As I’m lying here on my couch in my sweatpants under a blanket surrounded by cats, hot coffee, and books, I don’t feel a strong need to go outside…at least until April.
When my alarm went off at 6 o’clock this morning, my bed was so warm and cozy. I set my alarm for 6am to allow myself 30 minutes of reading and coffee time before having to get dressed and drive to Roanoke to run with my “friends.” (They deserve the quotes. Seriously. These people are relentless.)
However, instead of spending that 30 minutes finishing one of my books and enjoying the morning, I spent it lying in bed thinking through all of the possible excuses (or lies) I could come up with to excuse myself from driving an hour to run up and down the mountains in 14 degree weather. I didn’t want to go. Running isn’t fun.

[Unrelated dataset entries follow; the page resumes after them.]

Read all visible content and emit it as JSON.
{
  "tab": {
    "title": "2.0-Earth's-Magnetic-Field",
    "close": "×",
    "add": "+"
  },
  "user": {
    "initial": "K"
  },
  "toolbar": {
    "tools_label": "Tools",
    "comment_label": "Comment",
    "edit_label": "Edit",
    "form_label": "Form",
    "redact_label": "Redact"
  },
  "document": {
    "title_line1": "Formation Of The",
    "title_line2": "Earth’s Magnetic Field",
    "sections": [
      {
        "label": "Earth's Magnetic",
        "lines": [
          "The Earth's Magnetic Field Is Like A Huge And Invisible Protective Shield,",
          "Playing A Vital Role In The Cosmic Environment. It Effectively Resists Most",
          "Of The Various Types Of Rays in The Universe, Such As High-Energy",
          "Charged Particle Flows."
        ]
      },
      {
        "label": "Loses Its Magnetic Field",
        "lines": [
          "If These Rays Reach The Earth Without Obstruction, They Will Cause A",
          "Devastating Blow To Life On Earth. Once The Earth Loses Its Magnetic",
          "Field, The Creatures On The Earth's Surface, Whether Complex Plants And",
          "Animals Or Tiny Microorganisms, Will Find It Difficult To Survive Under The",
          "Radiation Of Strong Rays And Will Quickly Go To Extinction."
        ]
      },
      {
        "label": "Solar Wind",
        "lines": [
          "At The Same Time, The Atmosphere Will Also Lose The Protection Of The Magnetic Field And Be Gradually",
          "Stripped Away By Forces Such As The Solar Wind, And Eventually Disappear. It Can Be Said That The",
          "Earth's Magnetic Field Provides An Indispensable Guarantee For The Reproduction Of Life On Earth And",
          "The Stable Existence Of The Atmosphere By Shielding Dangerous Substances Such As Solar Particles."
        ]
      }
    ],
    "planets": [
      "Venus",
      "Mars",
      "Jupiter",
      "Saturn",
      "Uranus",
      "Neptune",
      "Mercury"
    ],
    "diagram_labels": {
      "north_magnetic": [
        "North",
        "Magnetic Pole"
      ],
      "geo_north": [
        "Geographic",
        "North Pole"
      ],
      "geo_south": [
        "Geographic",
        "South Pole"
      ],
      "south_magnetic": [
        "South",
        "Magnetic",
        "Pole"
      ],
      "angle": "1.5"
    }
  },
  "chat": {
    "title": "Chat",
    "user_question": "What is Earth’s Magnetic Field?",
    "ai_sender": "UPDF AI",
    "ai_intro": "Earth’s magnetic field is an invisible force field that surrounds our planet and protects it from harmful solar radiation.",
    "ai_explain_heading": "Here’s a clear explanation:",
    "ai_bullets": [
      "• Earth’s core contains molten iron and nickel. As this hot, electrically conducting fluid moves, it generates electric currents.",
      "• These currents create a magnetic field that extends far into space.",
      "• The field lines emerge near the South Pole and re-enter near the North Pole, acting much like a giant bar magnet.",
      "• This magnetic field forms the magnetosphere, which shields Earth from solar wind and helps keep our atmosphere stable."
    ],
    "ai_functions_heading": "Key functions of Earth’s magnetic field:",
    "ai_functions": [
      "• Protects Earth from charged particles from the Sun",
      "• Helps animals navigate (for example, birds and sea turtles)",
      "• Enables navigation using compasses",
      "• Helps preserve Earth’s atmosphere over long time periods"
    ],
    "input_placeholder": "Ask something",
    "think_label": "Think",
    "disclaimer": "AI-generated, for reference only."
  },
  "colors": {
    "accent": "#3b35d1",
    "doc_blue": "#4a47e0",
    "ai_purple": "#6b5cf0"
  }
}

You people who want to run, but don’t because you hate it and you think that people that love it are crazy and you could never be that crazy? Here’s a secret. Most runners hate it. We hate the act of running. We hate leaving our warm beds at 6am on a January Sunday morning. We hate the pain and exhaustion. We hate the wind and cold and endless climbs. (Don’t get me wrong, there are those that love the act of running. They’re weirdos. We won’t talk about them here. The act of running sucks.)
What we love is the feeling of friendship and camaraderie that comes from suffering along with other runners. We love the feelings of accomplishment and overcoming that come after the run. We love how our muscles remind us of how hard we pushed them for hours (or sometimes days) after a run. We love being able to look at one another and say, “See those mountains? Yep. We just did that.”
And if we can do that, imagine what else we can do? Go ahead. Tell us we can’t do something. (And then hold our beer. Because we’re probably holding a beer. We like beer.)
So, I knew, even as I was frantically trying to come up with the best lie I could use to get out of this run, that I was going to get up and go anyway. Because runners fear shame more than we fear discomfort.
And now I get to lie here the rest of the day reading books and watching basketball and daring someone to call me lazy.